How important was the influence of Eric Clapton and Duane Allman on you and the band?
We loved Cream and Clapton’s style, and all the guitar players with the British bands—Jeff Beck, Jimmy Page and also Hendrix. But mostly it was Clapton because he was so good and he played more of the kind of blues we were raised on. I grew up listening to him and hoping to be that good one day. Of course, I never made it and I never got near Hendrix, either. I don’t know if anybody will ever be as good as Hendrix again.
And Duane and Gregg were big deals to us. They inspired us before they were the Allman Brothers. We would go see all the bands they were in while we were growing up. The Allman Joys played a lot in town, at clubs and teenage dances. We’d go see them anywhere they played.
Duane and Gregg were already great, even then, and you could see Duane get better on guitar every week or two. Plus, they were older than us doing exactly what we wanted to do, and they were driving and smoking and had long hair and were out of school. They were as cool as sliced bread!
My ’59 Les Paul “Bernice” is in the Rock and Roll Hall of Fame sitting right next to Duane’s and Clapton’s guitars. They were my two biggest idols coming up, so having my guitar right between theirs is great!
Are you still a Les Paul guy?
Yes, I’m still playing my Les Pauls and my SGs. I also got a D’Angelico EX-SS. It looks like a great big Gibson hollowbody, and it has a really big sound that’s great for slide. Most of the time I use standard tuning for slide. Early on, we didn’t have the time to change tunings onstage, plus I only had one guitar back then, so I learned to play slide in standard.
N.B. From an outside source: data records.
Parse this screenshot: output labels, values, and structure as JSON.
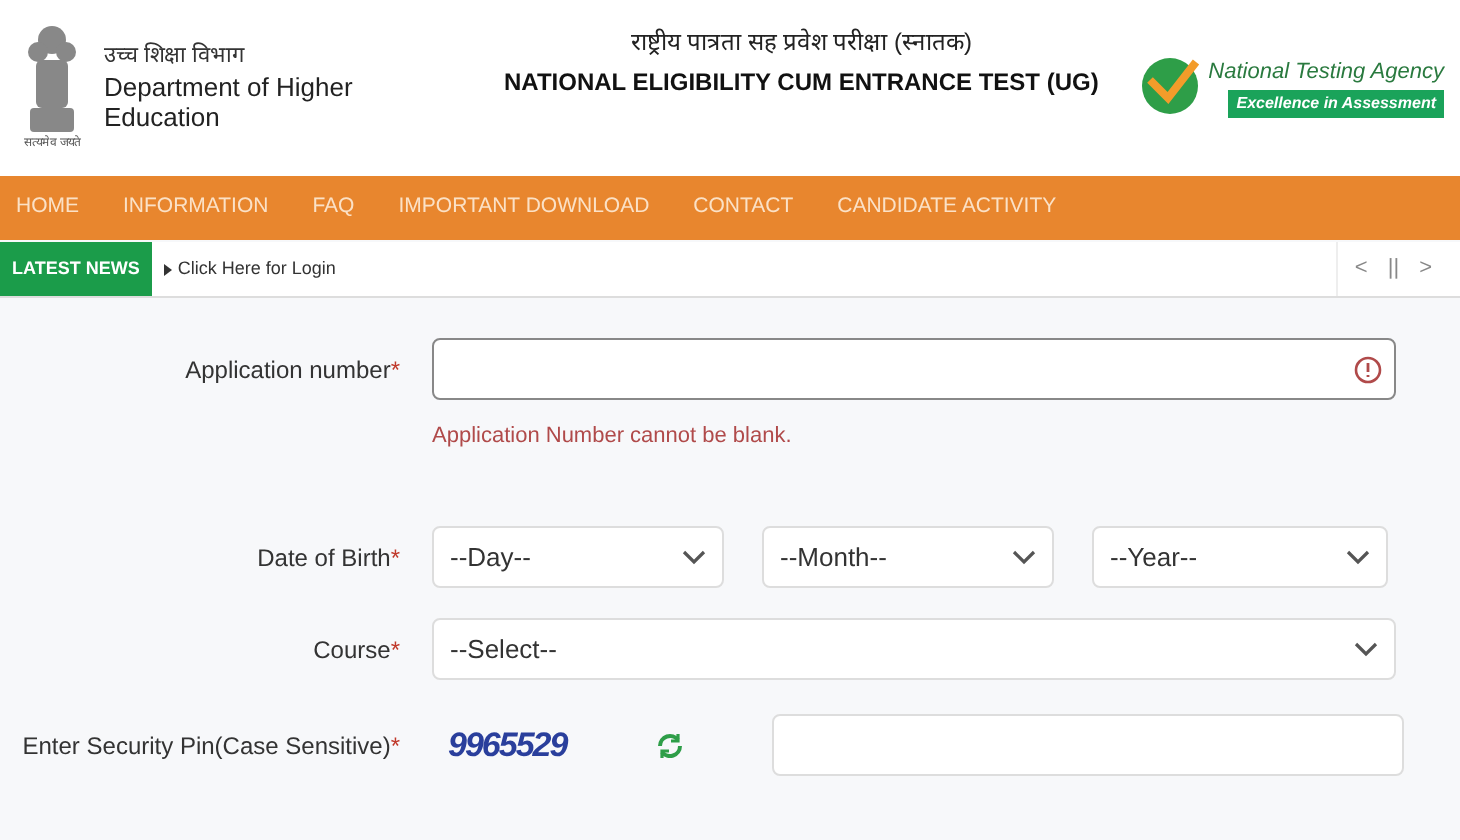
{
  "header": {
    "emblem_caption": "सत्यमेव जयते",
    "department_hindi": "उच्च शिक्षा विभाग",
    "department": "Department of Higher Education",
    "title_hindi": "राष्ट्रीय पात्रता सह प्रवेश परीक्षा (स्नातक)",
    "title": "NATIONAL ELIGIBILITY CUM ENTRANCE TEST (UG)",
    "agency": "National Testing Agency",
    "agency_tagline": "Excellence in Assessment"
  },
  "nav": [
    "HOME",
    "INFORMATION",
    "FAQ",
    "IMPORTANT DOWNLOAD",
    "CONTACT",
    "CANDIDATE ACTIVITY"
  ],
  "news": {
    "label": "LATEST NEWS",
    "item": "Click Here for Login",
    "controls": [
      "<",
      "||",
      ">"
    ]
  },
  "form": {
    "application": {
      "label": "Application number",
      "required": "*",
      "error": "Application Number cannot be blank."
    },
    "dob": {
      "label": "Date of Birth",
      "required": "*",
      "selects": [
        "--Day--",
        "--Month--",
        "--Year--"
      ]
    },
    "course": {
      "label": "Course",
      "required": "*",
      "select": "--Select--"
    },
    "pin": {
      "label": "Enter Security Pin(Case Sensitive)",
      "required": "*",
      "captcha": "9965529"
    }
  }
}
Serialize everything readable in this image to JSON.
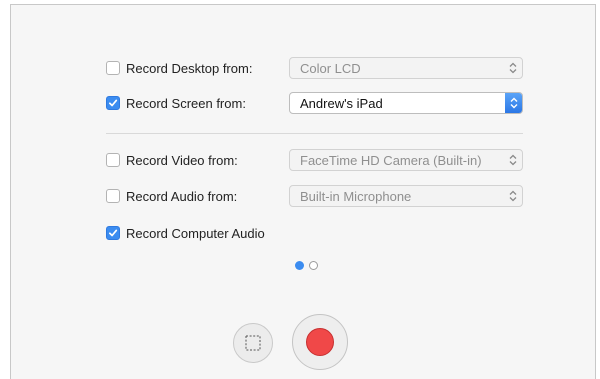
{
  "options": {
    "desktop": {
      "label": "Record Desktop from:",
      "checked": false,
      "select_value": "Color LCD"
    },
    "screen": {
      "label": "Record Screen from:",
      "checked": true,
      "select_value": "Andrew's iPad"
    },
    "video": {
      "label": "Record Video from:",
      "checked": false,
      "select_value": "FaceTime HD Camera (Built-in)"
    },
    "audio": {
      "label": "Record Audio from:",
      "checked": false,
      "select_value": "Built-in Microphone"
    },
    "computer_audio": {
      "label": "Record Computer Audio",
      "checked": true
    }
  },
  "pagination": {
    "current": 1,
    "total": 2
  },
  "controls": {
    "select_area_icon": "dashed-selection-icon",
    "record_icon": "record-icon"
  },
  "colors": {
    "accent": "#3b8cf0",
    "record": "#f04848"
  }
}
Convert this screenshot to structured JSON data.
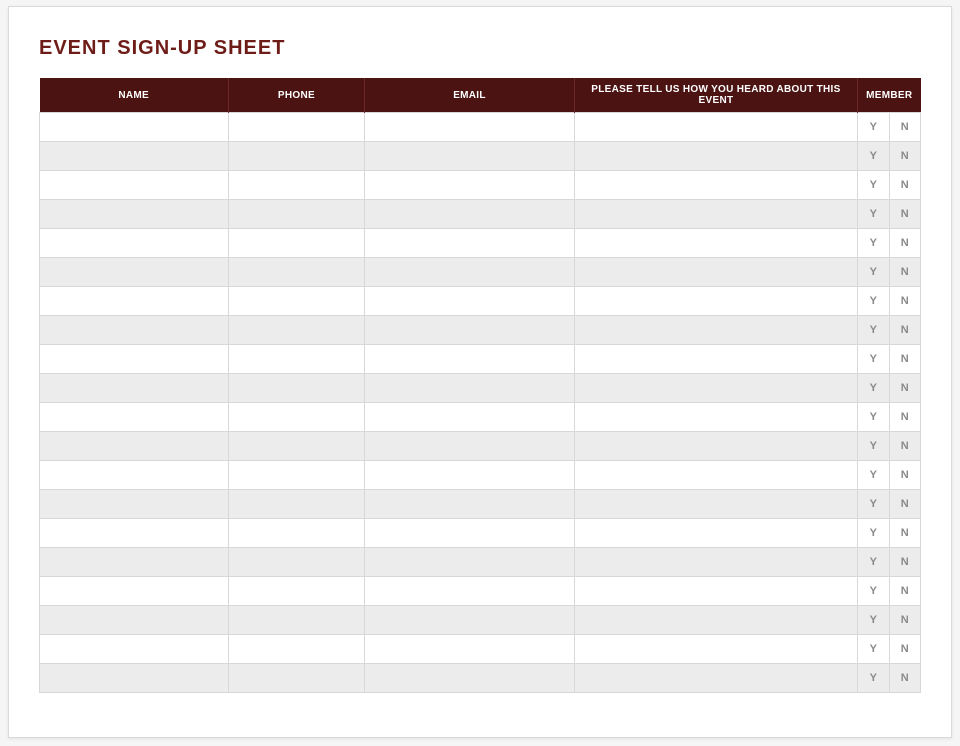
{
  "title": "EVENT SIGN-UP SHEET",
  "columns": {
    "name": "NAME",
    "phone": "PHONE",
    "email": "EMAIL",
    "heard": "PLEASE TELL US HOW YOU HEARD ABOUT THIS EVENT",
    "member": "MEMBER"
  },
  "yn": {
    "y": "Y",
    "n": "N"
  },
  "rows": [
    {
      "name": "",
      "phone": "",
      "email": "",
      "heard": ""
    },
    {
      "name": "",
      "phone": "",
      "email": "",
      "heard": ""
    },
    {
      "name": "",
      "phone": "",
      "email": "",
      "heard": ""
    },
    {
      "name": "",
      "phone": "",
      "email": "",
      "heard": ""
    },
    {
      "name": "",
      "phone": "",
      "email": "",
      "heard": ""
    },
    {
      "name": "",
      "phone": "",
      "email": "",
      "heard": ""
    },
    {
      "name": "",
      "phone": "",
      "email": "",
      "heard": ""
    },
    {
      "name": "",
      "phone": "",
      "email": "",
      "heard": ""
    },
    {
      "name": "",
      "phone": "",
      "email": "",
      "heard": ""
    },
    {
      "name": "",
      "phone": "",
      "email": "",
      "heard": ""
    },
    {
      "name": "",
      "phone": "",
      "email": "",
      "heard": ""
    },
    {
      "name": "",
      "phone": "",
      "email": "",
      "heard": ""
    },
    {
      "name": "",
      "phone": "",
      "email": "",
      "heard": ""
    },
    {
      "name": "",
      "phone": "",
      "email": "",
      "heard": ""
    },
    {
      "name": "",
      "phone": "",
      "email": "",
      "heard": ""
    },
    {
      "name": "",
      "phone": "",
      "email": "",
      "heard": ""
    },
    {
      "name": "",
      "phone": "",
      "email": "",
      "heard": ""
    },
    {
      "name": "",
      "phone": "",
      "email": "",
      "heard": ""
    },
    {
      "name": "",
      "phone": "",
      "email": "",
      "heard": ""
    },
    {
      "name": "",
      "phone": "",
      "email": "",
      "heard": ""
    }
  ]
}
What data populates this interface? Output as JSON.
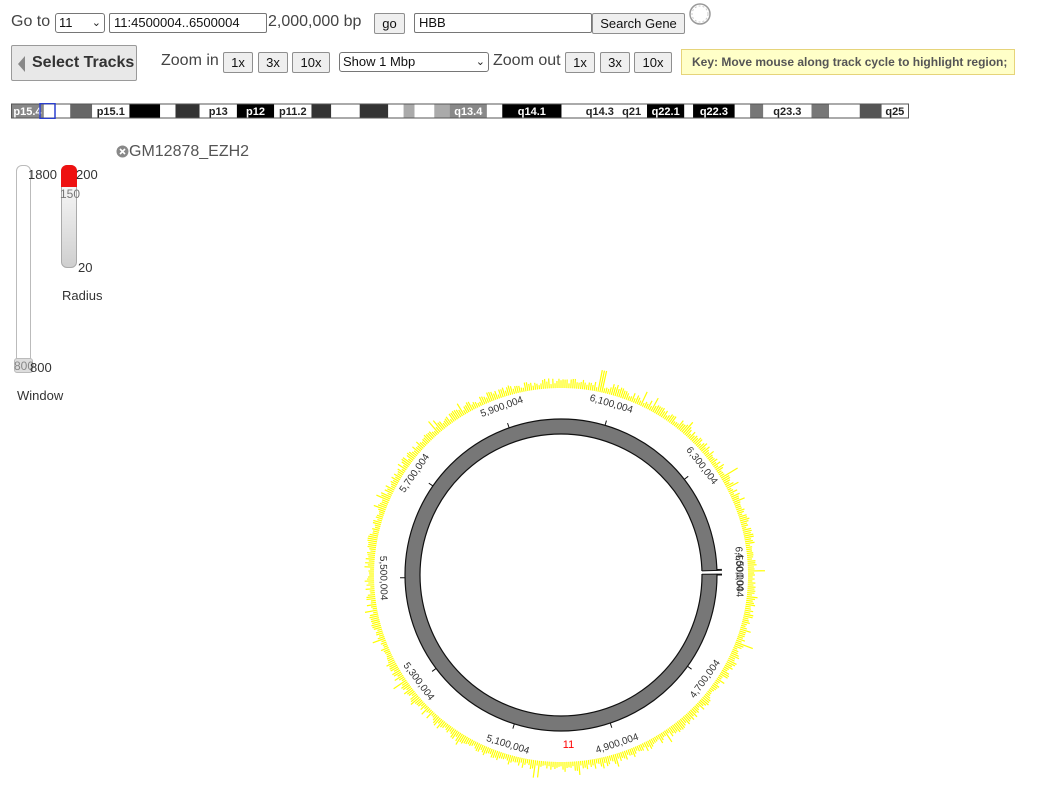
{
  "goto": {
    "label": "Go to",
    "chromosome": "11",
    "position": "11:4500004..6500004",
    "span": "2,000,000 bp",
    "go_label": "go"
  },
  "gene_search": {
    "value": "HBB",
    "button": "Search Gene"
  },
  "loading_icon": "spinner-icon",
  "select_tracks": "Select Tracks",
  "zoom_in": {
    "label": "Zoom in",
    "buttons": [
      "1x",
      "3x",
      "10x"
    ]
  },
  "show_select": "Show 1 Mbp",
  "zoom_out": {
    "label": "Zoom out",
    "buttons": [
      "1x",
      "3x",
      "10x"
    ]
  },
  "key": "Key: Move mouse along track cycle to highlight region;",
  "ideogram": {
    "bands": [
      {
        "label": "p15.4",
        "color": "#888888"
      },
      {
        "label": "",
        "color": "#ffffff"
      },
      {
        "label": "",
        "color": "#666666"
      },
      {
        "label": "p15.1",
        "color": "#ffffff"
      },
      {
        "label": "",
        "color": "#000000"
      },
      {
        "label": "",
        "color": "#ffffff"
      },
      {
        "label": "",
        "color": "#333333"
      },
      {
        "label": "p13",
        "color": "#ffffff"
      },
      {
        "label": "p12",
        "color": "#000000"
      },
      {
        "label": "p11.2",
        "color": "#ffffff"
      },
      {
        "label": "",
        "color": "#333333"
      },
      {
        "label": "",
        "color": "#ffffff"
      },
      {
        "label": "",
        "color": "#333333"
      },
      {
        "label": "",
        "color": "#ffffff"
      },
      {
        "label": "",
        "color": "#aaaaaa"
      },
      {
        "label": "",
        "color": "#ffffff"
      },
      {
        "label": "",
        "color": "#aaaaaa"
      },
      {
        "label": "q13.4",
        "color": "#888888"
      },
      {
        "label": "",
        "color": "#ffffff"
      },
      {
        "label": "q14.1",
        "color": "#000000"
      },
      {
        "label": "",
        "color": "#ffffff"
      },
      {
        "label": "q14.3",
        "color": "#ffffff"
      },
      {
        "label": "q21",
        "color": "#ffffff"
      },
      {
        "label": "q22.1",
        "color": "#000000"
      },
      {
        "label": "",
        "color": "#ffffff"
      },
      {
        "label": "q22.3",
        "color": "#000000"
      },
      {
        "label": "",
        "color": "#ffffff"
      },
      {
        "label": "",
        "color": "#777777"
      },
      {
        "label": "q23.3",
        "color": "#ffffff"
      },
      {
        "label": "",
        "color": "#777777"
      },
      {
        "label": "",
        "color": "#ffffff"
      },
      {
        "label": "",
        "color": "#555555"
      },
      {
        "label": "q25",
        "color": "#ffffff"
      }
    ]
  },
  "track_name": "GM12878_EZH2",
  "window_slider": {
    "max": "1800",
    "min": "800",
    "handle": "800",
    "label": "Window"
  },
  "radius_slider": {
    "max": "200",
    "handle": "150",
    "min": "20",
    "label": "Radius"
  },
  "circos": {
    "chromosome_label": "11",
    "ticks": [
      {
        "label": "4,500,004",
        "pos": 4500004
      },
      {
        "label": "4,700,004",
        "pos": 4700004
      },
      {
        "label": "4,900,004",
        "pos": 4900004
      },
      {
        "label": "5,100,004",
        "pos": 5100004
      },
      {
        "label": "5,300,004",
        "pos": 5300004
      },
      {
        "label": "5,500,004",
        "pos": 5500004
      },
      {
        "label": "5,700,004",
        "pos": 5700004
      },
      {
        "label": "5,900,004",
        "pos": 5900004
      },
      {
        "label": "6,100,004",
        "pos": 6100004
      },
      {
        "label": "6,300,004",
        "pos": 6300004
      },
      {
        "label": "6,500,004",
        "pos": 6500004
      }
    ],
    "range": [
      4500004,
      6500004
    ],
    "ring_color": "#777777",
    "signal_color": "#ffff00",
    "chrom_label_color": "#ff0000"
  }
}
I use a Marshall and I still use a Peavey Mace in the studio. I have a signature Peavey Penta amp for myself that’s kind of like the old Peavey Mace, which they don’t make anymore. But nowadays all the good amps sound about the same. If you’ve got tube and analog gear, it’s all gonna sound warm and good.